Professors Burek and Kelly will present the results of their work in spring 2020 at the annual Fenwick Fellow Lecture hosted by the University Libraries. 

ABOUT THE FENWICK FELLOWSHIP: The Fenwick Fellowship is awarded annually to up to two Mason tenured, tenure-track, or multi-year appointment term faculty members to pursue a research project that uses and enhances the University Libraries’ resources while advancing knowledge in their fields. The winning proposals are recommended to the Dean of Libraries and University Librarian by a six-member selection committee including three instructional faculty members and three librarians, with one of the Associate University Librarians serving as administrative coordinator. The recipients are provided with a fully equipped and furnished research office in Fenwick Library and an award of $5,000 to support the recipient’s research project.

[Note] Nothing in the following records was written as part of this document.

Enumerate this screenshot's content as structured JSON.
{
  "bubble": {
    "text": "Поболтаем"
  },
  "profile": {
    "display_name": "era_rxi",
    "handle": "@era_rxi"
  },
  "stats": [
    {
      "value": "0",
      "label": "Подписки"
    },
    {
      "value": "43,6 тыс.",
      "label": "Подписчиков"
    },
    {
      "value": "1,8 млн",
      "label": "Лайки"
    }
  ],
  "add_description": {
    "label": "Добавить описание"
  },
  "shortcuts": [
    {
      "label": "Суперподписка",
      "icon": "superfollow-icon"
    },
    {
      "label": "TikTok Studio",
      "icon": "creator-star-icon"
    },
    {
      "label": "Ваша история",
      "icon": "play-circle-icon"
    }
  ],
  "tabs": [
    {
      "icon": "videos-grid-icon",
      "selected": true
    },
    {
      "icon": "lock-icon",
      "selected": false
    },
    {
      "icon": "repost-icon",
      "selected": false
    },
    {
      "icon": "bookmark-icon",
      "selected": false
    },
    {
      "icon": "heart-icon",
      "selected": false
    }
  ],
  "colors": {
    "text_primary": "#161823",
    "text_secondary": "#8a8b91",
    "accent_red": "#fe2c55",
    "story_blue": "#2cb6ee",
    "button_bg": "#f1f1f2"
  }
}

The terms for this year’s Fellows begin on August 27, 2018 and will end on August 9, 2019.

Fenwick Fellow Applications Due May 7

The deadline to apply for the 2018-19 Fenwick Fellowship is approaching! Mason faculty are invited to apply for the Libraries’ annual fellowship, which is awarded to a Mason faculty member to support a research project that uses and enhances the Libraries’ resources while advancing knowledge in the faculty member’s chosen field.

Up to two Fellowships of $5,000 each may be awarded; expanded program guidelines include funding for an additional fellowship for a project proposal that specifically aligns with the Libraries’ activities in the area of digital scholarship. Read more: 2018-19 Fenwick Fellowship Announcement.

Application deadline is Monday, May 7, 2018. The awardee(s) will be announced at the start of the Fall 2018 academic term. For more information, please contact Debra Hogan, dhogan1@gmu.edu.